* _The problem_: In the entries below, how many lines contain "level"? Answer with the number and nothing else.

* _Input data_:
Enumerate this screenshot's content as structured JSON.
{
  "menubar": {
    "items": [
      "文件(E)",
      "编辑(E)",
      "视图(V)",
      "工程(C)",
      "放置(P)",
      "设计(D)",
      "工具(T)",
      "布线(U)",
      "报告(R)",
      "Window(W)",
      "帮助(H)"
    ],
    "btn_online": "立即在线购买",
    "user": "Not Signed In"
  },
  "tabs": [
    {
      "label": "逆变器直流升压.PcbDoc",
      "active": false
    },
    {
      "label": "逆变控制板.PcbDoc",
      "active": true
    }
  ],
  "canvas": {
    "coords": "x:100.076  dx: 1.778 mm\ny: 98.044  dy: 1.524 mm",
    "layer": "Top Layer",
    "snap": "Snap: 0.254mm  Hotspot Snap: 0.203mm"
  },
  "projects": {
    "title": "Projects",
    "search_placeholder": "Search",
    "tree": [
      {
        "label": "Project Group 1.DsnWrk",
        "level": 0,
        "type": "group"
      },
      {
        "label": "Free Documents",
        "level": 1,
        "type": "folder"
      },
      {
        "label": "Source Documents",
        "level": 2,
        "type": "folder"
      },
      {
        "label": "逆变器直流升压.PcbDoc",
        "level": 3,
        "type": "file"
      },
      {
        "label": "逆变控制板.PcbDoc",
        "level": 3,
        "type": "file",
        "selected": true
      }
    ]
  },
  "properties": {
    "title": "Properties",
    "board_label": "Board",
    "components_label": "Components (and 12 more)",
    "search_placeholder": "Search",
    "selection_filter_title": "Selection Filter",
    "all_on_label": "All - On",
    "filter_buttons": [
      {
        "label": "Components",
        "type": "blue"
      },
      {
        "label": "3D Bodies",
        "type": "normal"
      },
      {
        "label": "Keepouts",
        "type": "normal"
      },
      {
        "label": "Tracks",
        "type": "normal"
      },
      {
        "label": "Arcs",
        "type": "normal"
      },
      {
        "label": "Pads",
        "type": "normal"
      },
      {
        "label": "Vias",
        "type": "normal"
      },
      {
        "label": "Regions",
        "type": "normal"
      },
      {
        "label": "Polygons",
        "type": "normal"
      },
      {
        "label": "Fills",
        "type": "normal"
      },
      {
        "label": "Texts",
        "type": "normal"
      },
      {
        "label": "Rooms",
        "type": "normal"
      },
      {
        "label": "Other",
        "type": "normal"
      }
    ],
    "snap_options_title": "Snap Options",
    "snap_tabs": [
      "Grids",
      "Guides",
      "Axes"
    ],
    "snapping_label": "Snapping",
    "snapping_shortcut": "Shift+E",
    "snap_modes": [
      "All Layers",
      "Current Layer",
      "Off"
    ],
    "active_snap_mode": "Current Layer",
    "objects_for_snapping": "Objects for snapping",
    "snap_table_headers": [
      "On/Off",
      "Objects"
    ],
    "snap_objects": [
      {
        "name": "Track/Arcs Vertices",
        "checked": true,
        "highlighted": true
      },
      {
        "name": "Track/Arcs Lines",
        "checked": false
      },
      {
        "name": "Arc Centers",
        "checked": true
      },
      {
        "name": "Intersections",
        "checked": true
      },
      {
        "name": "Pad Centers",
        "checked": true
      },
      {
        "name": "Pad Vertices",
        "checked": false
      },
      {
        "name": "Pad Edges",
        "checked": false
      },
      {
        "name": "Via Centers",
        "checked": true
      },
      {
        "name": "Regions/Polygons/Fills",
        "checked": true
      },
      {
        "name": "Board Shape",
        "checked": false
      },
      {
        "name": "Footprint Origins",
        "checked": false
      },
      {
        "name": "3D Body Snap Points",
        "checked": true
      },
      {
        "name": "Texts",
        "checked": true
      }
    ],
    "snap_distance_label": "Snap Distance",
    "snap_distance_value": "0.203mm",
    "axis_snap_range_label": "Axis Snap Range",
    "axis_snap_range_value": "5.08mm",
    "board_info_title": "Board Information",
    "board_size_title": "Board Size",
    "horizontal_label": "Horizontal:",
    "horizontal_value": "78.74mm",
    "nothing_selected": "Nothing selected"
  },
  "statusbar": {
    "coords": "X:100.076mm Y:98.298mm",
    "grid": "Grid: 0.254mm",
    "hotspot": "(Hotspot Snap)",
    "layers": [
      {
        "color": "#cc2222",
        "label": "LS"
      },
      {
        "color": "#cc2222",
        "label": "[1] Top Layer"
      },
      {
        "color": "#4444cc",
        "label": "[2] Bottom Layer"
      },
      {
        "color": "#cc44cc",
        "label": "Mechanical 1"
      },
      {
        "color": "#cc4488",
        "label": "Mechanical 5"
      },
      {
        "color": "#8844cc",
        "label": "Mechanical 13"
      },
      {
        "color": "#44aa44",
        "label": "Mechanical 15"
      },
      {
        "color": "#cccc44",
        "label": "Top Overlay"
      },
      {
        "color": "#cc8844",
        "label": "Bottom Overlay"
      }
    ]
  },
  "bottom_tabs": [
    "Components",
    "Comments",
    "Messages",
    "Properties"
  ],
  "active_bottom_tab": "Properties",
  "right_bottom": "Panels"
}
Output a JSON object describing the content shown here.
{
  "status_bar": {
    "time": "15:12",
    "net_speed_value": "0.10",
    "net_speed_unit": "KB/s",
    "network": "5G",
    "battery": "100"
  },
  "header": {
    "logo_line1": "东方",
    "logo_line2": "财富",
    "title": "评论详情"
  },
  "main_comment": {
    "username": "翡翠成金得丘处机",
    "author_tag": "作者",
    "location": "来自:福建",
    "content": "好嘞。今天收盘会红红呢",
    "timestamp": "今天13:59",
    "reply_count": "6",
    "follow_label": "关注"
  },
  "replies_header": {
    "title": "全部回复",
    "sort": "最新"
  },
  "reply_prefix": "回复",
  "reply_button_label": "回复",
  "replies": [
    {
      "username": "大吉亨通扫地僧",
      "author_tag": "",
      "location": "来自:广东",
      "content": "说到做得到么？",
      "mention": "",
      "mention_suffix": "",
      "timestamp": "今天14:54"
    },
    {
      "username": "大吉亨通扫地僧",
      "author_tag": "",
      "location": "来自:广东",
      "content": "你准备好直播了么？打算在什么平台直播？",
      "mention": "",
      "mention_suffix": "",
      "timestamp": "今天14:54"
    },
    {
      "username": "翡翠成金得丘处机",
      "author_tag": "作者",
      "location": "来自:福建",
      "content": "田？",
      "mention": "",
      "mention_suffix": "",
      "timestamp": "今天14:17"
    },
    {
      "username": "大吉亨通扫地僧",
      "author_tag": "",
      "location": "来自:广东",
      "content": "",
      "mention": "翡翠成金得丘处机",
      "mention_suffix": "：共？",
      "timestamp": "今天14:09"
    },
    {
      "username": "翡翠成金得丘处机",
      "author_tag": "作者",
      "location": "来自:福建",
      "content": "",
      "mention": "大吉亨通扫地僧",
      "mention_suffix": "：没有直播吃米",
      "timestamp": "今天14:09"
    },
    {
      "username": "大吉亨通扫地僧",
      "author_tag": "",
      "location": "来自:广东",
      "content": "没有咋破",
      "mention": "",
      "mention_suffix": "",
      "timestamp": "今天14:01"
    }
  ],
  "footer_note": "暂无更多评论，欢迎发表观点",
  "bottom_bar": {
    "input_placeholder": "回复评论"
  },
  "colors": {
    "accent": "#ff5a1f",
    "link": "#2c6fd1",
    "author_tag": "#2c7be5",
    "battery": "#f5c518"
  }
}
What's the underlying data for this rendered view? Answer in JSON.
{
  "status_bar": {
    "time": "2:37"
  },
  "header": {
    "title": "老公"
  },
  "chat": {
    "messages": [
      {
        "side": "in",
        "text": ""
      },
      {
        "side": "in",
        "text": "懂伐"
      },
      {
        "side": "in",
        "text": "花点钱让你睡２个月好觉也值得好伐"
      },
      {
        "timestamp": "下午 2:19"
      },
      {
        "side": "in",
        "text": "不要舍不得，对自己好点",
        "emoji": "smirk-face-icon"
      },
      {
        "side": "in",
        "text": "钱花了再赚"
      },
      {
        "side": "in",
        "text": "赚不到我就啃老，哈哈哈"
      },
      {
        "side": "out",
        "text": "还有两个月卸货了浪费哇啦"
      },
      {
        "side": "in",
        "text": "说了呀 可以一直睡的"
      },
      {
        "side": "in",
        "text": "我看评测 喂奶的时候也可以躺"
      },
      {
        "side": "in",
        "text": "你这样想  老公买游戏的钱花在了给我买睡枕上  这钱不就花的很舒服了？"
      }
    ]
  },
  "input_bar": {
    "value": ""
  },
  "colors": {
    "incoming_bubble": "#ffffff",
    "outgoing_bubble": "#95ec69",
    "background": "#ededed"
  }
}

* _Solution for this task_: 5